As we sat and drank coffee in their living room, he and I talked about acceptance...about as much as we wish things to be different, it is the way it is.  He talked about his girl and how he knew she was done...how she had decided that Monday that enough was enough.

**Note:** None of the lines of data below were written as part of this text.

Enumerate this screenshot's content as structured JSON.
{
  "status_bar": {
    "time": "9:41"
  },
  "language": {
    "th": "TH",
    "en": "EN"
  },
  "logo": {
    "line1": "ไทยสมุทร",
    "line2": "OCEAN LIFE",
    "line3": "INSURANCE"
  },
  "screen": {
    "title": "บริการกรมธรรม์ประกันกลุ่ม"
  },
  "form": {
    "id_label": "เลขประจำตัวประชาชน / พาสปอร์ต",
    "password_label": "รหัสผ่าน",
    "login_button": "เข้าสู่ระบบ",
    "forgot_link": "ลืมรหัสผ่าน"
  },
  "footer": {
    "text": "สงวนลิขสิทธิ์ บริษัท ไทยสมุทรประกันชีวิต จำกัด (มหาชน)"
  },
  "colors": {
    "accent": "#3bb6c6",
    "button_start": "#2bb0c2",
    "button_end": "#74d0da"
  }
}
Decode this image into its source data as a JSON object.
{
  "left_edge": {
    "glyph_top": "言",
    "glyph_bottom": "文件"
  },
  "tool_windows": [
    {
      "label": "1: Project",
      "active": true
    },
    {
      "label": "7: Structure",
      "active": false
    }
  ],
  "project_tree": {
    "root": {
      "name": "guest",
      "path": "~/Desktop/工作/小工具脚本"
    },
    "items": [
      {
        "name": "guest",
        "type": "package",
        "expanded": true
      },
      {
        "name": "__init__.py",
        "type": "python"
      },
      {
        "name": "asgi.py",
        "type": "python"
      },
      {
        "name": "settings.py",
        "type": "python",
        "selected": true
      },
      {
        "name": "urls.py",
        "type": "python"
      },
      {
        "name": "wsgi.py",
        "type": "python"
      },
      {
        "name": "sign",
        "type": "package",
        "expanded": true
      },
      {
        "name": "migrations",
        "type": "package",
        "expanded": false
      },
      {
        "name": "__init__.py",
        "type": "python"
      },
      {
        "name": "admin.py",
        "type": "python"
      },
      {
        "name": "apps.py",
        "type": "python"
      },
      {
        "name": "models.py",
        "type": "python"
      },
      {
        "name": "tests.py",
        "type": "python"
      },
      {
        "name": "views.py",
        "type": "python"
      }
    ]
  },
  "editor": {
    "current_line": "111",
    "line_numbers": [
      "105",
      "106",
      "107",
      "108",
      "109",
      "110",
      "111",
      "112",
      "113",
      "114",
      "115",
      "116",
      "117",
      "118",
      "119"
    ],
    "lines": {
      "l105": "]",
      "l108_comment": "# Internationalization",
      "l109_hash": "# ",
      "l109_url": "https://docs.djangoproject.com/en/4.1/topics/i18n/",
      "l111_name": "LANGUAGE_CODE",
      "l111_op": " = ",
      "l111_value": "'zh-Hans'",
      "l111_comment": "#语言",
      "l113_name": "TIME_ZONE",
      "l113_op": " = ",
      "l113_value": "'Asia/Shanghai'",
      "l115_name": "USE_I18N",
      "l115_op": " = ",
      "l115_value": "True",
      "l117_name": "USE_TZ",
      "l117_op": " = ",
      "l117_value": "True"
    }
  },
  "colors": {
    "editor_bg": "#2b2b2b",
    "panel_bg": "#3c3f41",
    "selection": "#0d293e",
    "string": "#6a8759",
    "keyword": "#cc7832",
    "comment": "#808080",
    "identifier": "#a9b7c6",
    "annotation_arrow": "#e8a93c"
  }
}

He recounted how she told the doctor as much when she named a few more treatments she could try.  She was done and as sad as she was to leave him,  he took comfort in the fact that she died in his arms and that he could love her so faithfully until the end.  I took comfort in that too.

Life is never easy...really.  You plan things and they fall through, you get that phone call that changes everything...you sit in a doctor's office faced with the choice of treatment or not.   Those are things that everyone will experience in their lifetime and the things that bring you to your knees.

I guess it's all in the expectations.  If you think that you will have a life without suffering or pain...you probably will be disappointed, even humbled.  But, if you understand that this life comes with pain, sadness and suffering and figure that you can accept that, do the best you can...you can get through it. We are all going to have things that bring us to our knees, be it a terminal disease, being poor and sleeping on the floor, or getting the pain and honor of having the love of your life die in your arms whether you are ready or not...

There is no question that life will be rich with emotion...sadness, joy...probably both.  But to ride that emotion, accept it, and try to slog through the sadness, cherish the joy...that's what makes it a life and for the strength to do that, I am thankful.

Happy Thanksgiving and enjoy those special times with your gang...the joy and even the sadness.  Cherish those opportunities to love them through it all...
We'll tawk tomorrow,
I love you all,


Elizabeth said...

I've missed you for this exact reason: this post. So beautiful. Thank you. And Happy Thanksgiving and holidays to you!

Anonymous said...

Wow, you don't know me and I don't know you and it matters not one bit. This is quite possibly one of the most beautiful things I have ever read. I don't know how you do what you do and then do more but you do. This touched me deeply. Thank you.

Ms. Moon said...

I think this is the best thing you have written. Truly, Terry. Thank you for it. Thank you for sharing what you are learning, what you know, what you feel and how to accept.

Angella said...

Ms. Moon sent me here and I am grateful she did. And now I am sobbing with love and pain for that man who did not want his love to leave, but who held her as she did and now must accept what is. I am humbled by your words here, and strengthened too. I might be poor. But I am rich too. Thank you.

Denise Emanuel Clemen said...

You are doing good work. I thank you for it. If my mother gets to the point of needing hospice, I hope we are blessed with someone like you.

beth coyote said...

This is beautiful. I'm a midwife so I usually see the other side of the journey...except when I don't. Thank you for posting this.

Beth in Seattle